The present field study asks three specific questions:
1. Do males flower earlier than females in Silene dioica?
2. Do males have greater leaf phosphate concentrations than females?
3. Is leaf phosphate related to flowering time?
60 plants were marked along a transect.
Phosphate analysis was done on the leaf samples.
Time of first flowering was recorded. First flowering was taken as first fully opened flower.
1. Do Males Flower earlier than females?
Figure 3 demonstrates that males flower earlier than females and that the first flowering time of the males is spread over a longer time period than the females.
2. Do Males have a great leaf phosphate concentration than females?
Figure 3 shows that males do not have a greater leaf [P] at flowering.
In the weeks leading up to flowering there is no difference in leaf [P] either (data not shown).
3. Is leaf Phosphate related to flowering time?
Figures 4 and 5 show that there is a difference in the relationship between leaf phosphate and flowering between males and females.
However, it is not conclusive that there is a true relationship between flowering time and leaf phosphate concentration in either males or females.
Fig 2. First flowering time of male and female Silene dioica plants (One-way ANOVA F1,44 = 6.73, P = 0.01). Time taken as time after first plant flowered.

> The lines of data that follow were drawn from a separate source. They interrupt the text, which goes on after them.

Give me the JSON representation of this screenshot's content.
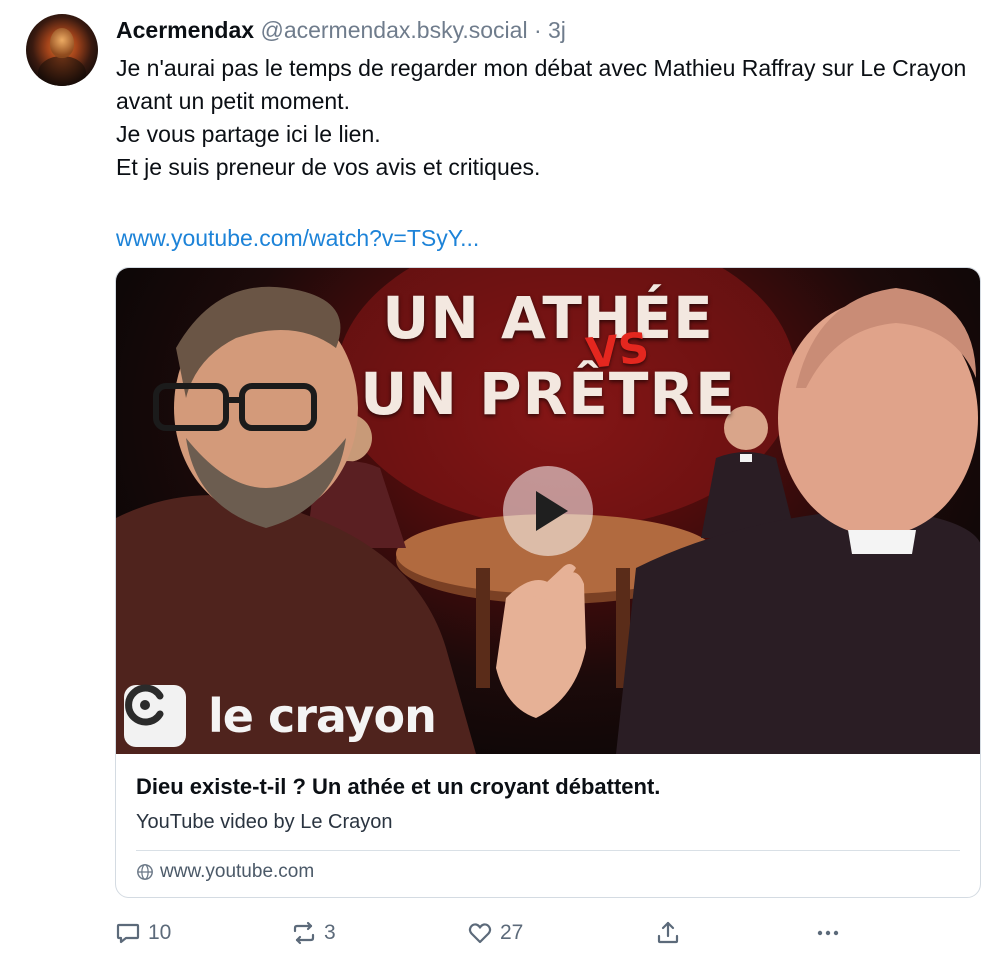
{
  "author": {
    "display_name": "Acermendax",
    "handle": "@acermendax.bsky.social",
    "separator": "·",
    "time": "3j"
  },
  "post": {
    "lines": [
      "Je n'aurai pas le temps de regarder mon débat avec Mathieu Raffray sur Le Crayon avant un petit moment.",
      "Je vous partage ici le lien.",
      "Et je suis preneur de vos avis et critiques."
    ],
    "link_text": "www.youtube.com/watch?v=TSyY..."
  },
  "embed": {
    "thumbnail": {
      "headline_line1": "UN ATHÉE",
      "vs": "VS",
      "headline_line2": "UN PRÊTRE",
      "brand_name": "le crayon"
    },
    "title": "Dieu existe-t-il ? Un athée et un croyant débattent.",
    "description": "YouTube video by Le Crayon",
    "domain": "www.youtube.com"
  },
  "actions": {
    "reply_count": "10",
    "repost_count": "3",
    "like_count": "27"
  },
  "icons": {
    "reply": "speech-bubble-icon",
    "repost": "repost-arrows-icon",
    "like": "heart-icon",
    "share": "share-upload-icon",
    "more": "more-dots-icon",
    "play": "play-icon",
    "domain": "globe-icon"
  },
  "colors": {
    "link": "#1d83d8",
    "muted": "#6f7c8c",
    "headline_red": "#e4271f"
  }
}
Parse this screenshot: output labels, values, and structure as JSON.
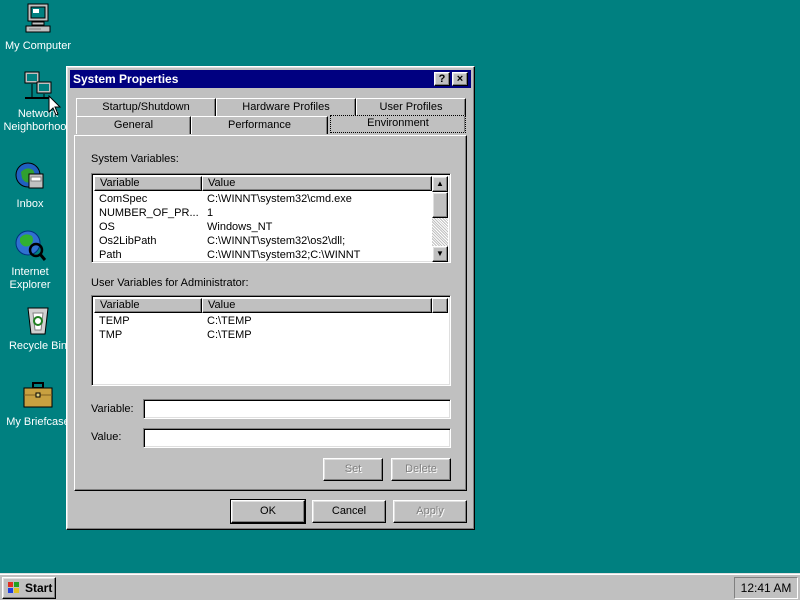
{
  "desktop": {
    "background": "#008080",
    "icons": [
      {
        "label": "My Computer",
        "icon": "computer-icon"
      },
      {
        "label": "Network\nNeighborhood",
        "icon": "network-icon"
      },
      {
        "label": "Inbox",
        "icon": "inbox-icon"
      },
      {
        "label": "Internet\nExplorer",
        "icon": "internet-explorer-icon"
      },
      {
        "label": "Recycle Bin",
        "icon": "recycle-bin-icon"
      },
      {
        "label": "My Briefcase",
        "icon": "briefcase-icon"
      }
    ]
  },
  "window": {
    "title": "System Properties",
    "help_label": "?",
    "close_label": "×",
    "title_color": "#000080",
    "tabs_row1": [
      "Startup/Shutdown",
      "Hardware Profiles",
      "User Profiles"
    ],
    "tabs_row2": [
      "General",
      "Performance",
      "Environment"
    ],
    "active_tab": "Environment",
    "system_vars": {
      "label": "System Variables:",
      "columns": [
        "Variable",
        "Value"
      ],
      "rows": [
        [
          "ComSpec",
          "C:\\WINNT\\system32\\cmd.exe"
        ],
        [
          "NUMBER_OF_PR...",
          "1"
        ],
        [
          "OS",
          "Windows_NT"
        ],
        [
          "Os2LibPath",
          "C:\\WINNT\\system32\\os2\\dll;"
        ],
        [
          "Path",
          "C:\\WINNT\\system32;C:\\WINNT"
        ]
      ]
    },
    "user_vars": {
      "label": "User Variables for Administrator:",
      "columns": [
        "Variable",
        "Value"
      ],
      "rows": [
        [
          "TEMP",
          "C:\\TEMP"
        ],
        [
          "TMP",
          "C:\\TEMP"
        ]
      ]
    },
    "variable_label": "Variable:",
    "variable_value": "",
    "value_label": "Value:",
    "value_value": "",
    "set_label": "Set",
    "delete_label": "Delete",
    "ok_label": "OK",
    "cancel_label": "Cancel",
    "apply_label": "Apply"
  },
  "taskbar": {
    "start_label": "Start",
    "clock": "12:41 AM"
  }
}
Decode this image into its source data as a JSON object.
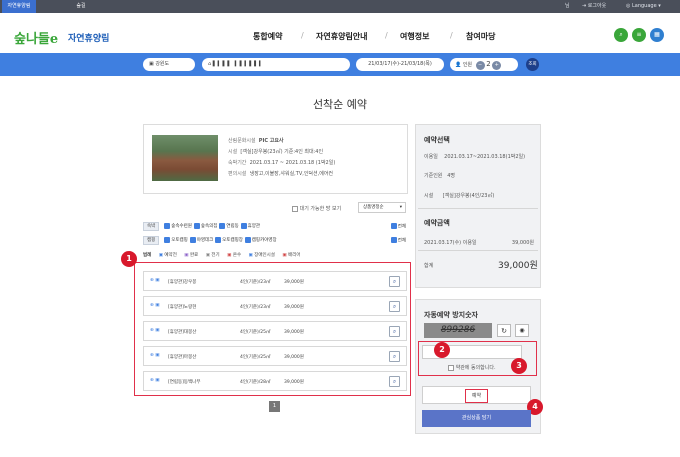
{
  "topbar": {
    "tabs": [
      "자연휴양림",
      "숲길"
    ],
    "user": "님",
    "logout": "로그아웃",
    "language": "Language"
  },
  "header": {
    "logo_mark": "숲나들e",
    "logo_text": "자연휴양림",
    "nav": [
      "통합예약",
      "자연휴양림안내",
      "여행정보",
      "참여마당"
    ],
    "sep": "/"
  },
  "searchbar": {
    "region": "강원도",
    "dates": "21/03/17(수)-21/03/18(목)",
    "people_label": "인원",
    "people_count": "2",
    "search": "조회",
    "minus": "−",
    "plus": "+"
  },
  "title": "선착순 예약",
  "facility": {
    "rows": [
      {
        "label": "산림문화시설",
        "value": "PIC 고요사"
      },
      {
        "label": "시설",
        "value": "[객실]강우봉(23㎡) 기준:4인 최대:4인"
      },
      {
        "label": "숙박기간",
        "value": "2021.03.17 ~ 2021.03.18 (1박2일)"
      },
      {
        "label": "편의시설",
        "value": "냉장고,이불장,샤워실,TV,인덕션,에어컨"
      }
    ]
  },
  "filters": {
    "available_only": "대기 가능한 방 보기",
    "sort": "상품명정순",
    "row1_tag": "숙박",
    "row1_items": [
      "숲속수련원",
      "숲속의집",
      "연립동",
      "휴양관"
    ],
    "row2_tag": "캠핑",
    "row2_items": [
      "오토캠핑",
      "야영데크",
      "오토캠핑장",
      "캠핑카야영장"
    ],
    "all": "전체",
    "legend_label": "범례",
    "legend": [
      "예약전",
      "완료",
      "전기",
      "온수",
      "장애인시설",
      "배리어"
    ]
  },
  "list": [
    {
      "name": "[휴양관]강우봉",
      "capacity": "4인(기준)/23㎡",
      "price": "39,000원"
    },
    {
      "name": "[휴양관]노랑현",
      "capacity": "4인(기준)/23㎡",
      "price": "39,000원"
    },
    {
      "name": "[휴양관]대봉산",
      "capacity": "4인(기준)/25㎡",
      "price": "39,000원"
    },
    {
      "name": "[휴양관]마봉산",
      "capacity": "4인(기준)/25㎡",
      "price": "39,000원"
    },
    {
      "name": "[연립동]동백나무",
      "capacity": "4인(기준)/28㎡",
      "price": "39,000원"
    }
  ],
  "pagination": [
    "1"
  ],
  "sidebar": {
    "selection_title": "예약선택",
    "selection_rows": [
      {
        "label": "이용일",
        "value": "2021.03.17~2021.03.18(1박2일)"
      },
      {
        "label": "기준인원",
        "value": "4명"
      },
      {
        "label": "시설",
        "value": "[객실]강우봉(4인/23㎡)"
      }
    ],
    "amount_title": "예약금액",
    "amount_row_label": "2021.03.17(수) 이용일",
    "amount_row_value": "39,000원",
    "total_label": "합계",
    "total_value": "39,000원",
    "captcha_title": "자동예약 방지숫자",
    "captcha_code": "899286",
    "agree_label": "약관에 동의합니다.",
    "reserve_button": "예약",
    "close_button": "관심상품 담기"
  },
  "annotations": [
    "1",
    "2",
    "3",
    "4"
  ],
  "colors": {
    "accent": "#3f7fe0",
    "annotation": "#d8192c",
    "topbar": "#4a4f5a"
  }
}
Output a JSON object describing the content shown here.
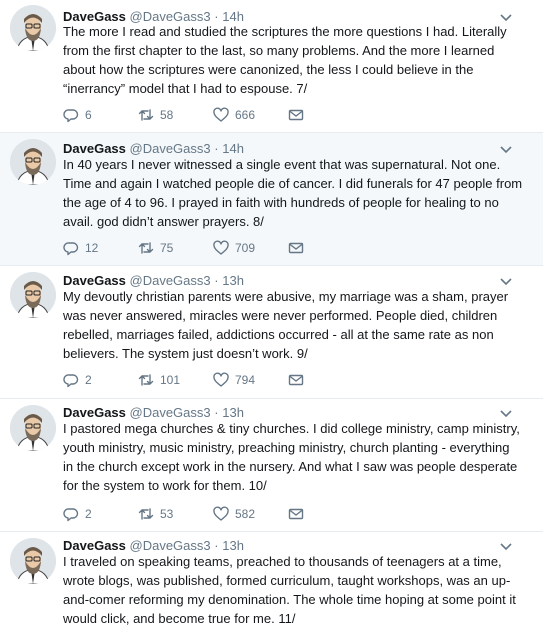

Fig 3. [P] at time of flowering for males and females of Silene dioica (one-way ANOVA F1,46 = 0.732, P = 0.397).
Fig. 4. Phosphate concentration in leaves at flowering vs flowering time fir male Silene dioica plants (linear regression F 1,24 = 3.65, P = 0.068).
Fig. 5. Phosphate concentration in leaves at flowering time vs flowering time for female Silene dioica plants (linear regression F 1,20 = 4.65, P = 0.043).
Male Silene dioica flower
Female Silene dioica flower
This study has demonstrated so far that:
Males flower earlier than females in the field.
Males and females do not have a different leaf phosphate concentration.
However, there is a different relationship between leaf phosphate concentration and flowering time.
The positive relationship between flowering time and leaf phosphate is the opposite of the expected result.
Further exploration of data is needed to gain a fuller understanding as to the relationship between flowering time and leaf phosphate concentration in the different sexes.
Phosphate concentrations of whole plant biomass would be required to gain a greater understanding of its relationship with flowering time.
Lab based investigations on both Arabidopsis thaliana and Silene dioica will hopefully lead to a greater understanding of the affect phosphate has on flowering.
1. Hemborg A.M., P.S. Karlsson (1999). Sexual differences in biomass and nutrient allocation of first-year Silene dioica plants. Oecologia 118:453-460
2. Meharg A.A., Q.J. Cumbes, M.R. Macnair (1993). Pre-adaption of Yorkshire Fog, Holcus lanatus L. (Poaceae) to arsenate tolerance. Evolution 47:313-316
3. Wright W. (1999). Reproductive biomass and mycorrhizal colonisation in grass populations polymorphic for phosphate uptake kinetics. PhD thesis, Univ. York .
This work was funded by the bbsrc
Thanks to xxxxxxxxxxxxxxxx for helping with the collection of data in the field.